CC BY Ron Mader
Open Educational Resources (OER) are "teaching, learning, and research resources that reside in the public domain or have been released under an intellectual property license that permits their free use and re-purposing by others."
From The William and Flora Hewlett Foundation
OER allow users to:
Retain -- users have the right to make, archive, and own copies of the content
Reuse -- content can be reused in its unaltered form
Revise -- content can be adapted, adjusted, modified, and altered
Remix -- original or revised content can be combined with other content to create something new
Redistribute -- copies of the content can be shared with others in its original, revised or remixed form.

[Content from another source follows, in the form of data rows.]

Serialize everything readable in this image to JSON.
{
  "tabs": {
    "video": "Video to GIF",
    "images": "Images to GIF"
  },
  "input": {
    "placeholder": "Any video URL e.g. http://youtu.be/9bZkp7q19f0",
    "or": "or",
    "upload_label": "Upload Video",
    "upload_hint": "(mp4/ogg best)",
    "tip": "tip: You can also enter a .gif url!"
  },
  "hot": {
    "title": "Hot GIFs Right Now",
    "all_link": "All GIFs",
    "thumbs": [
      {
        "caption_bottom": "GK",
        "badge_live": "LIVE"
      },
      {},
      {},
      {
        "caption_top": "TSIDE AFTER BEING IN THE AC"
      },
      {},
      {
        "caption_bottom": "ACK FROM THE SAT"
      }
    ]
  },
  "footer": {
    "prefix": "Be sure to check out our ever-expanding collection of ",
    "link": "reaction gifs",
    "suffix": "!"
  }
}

From Lansing Community College OER
Many community colleges have successfully implemented OER in the classroom, in many cases completely replacing the textbook with open textbooks, articles, websites, and tools.
Organizations dedicated to shared information access and other Higher Ed organizations have a wealth of resources explaining, supporting, and sharing OERs.
Utilizing resources such as OER can substantially reduce college costs for students. At Lansing Community College a total of 2,950 students enrolled in 93 sections of 11 courses saved an estimated $295,000 in textbook costs in a single semester. Of these students, 117 were polled with 97% of respondents stating that the quality of the open text used in their course was about the same or better than the quality of the text used in other courses in which they were enrolled.
Source: MI-ALA 2016 Conference Presentation http://nmc.libguides.com/ld.php?content_id=21833619
Find more arguments, research, case studies, etc. on the OER Research tab.
This guide was originally authored by Kendra Lake for SC4 Library; edited and updated 1/2021 by Hayley Bommarito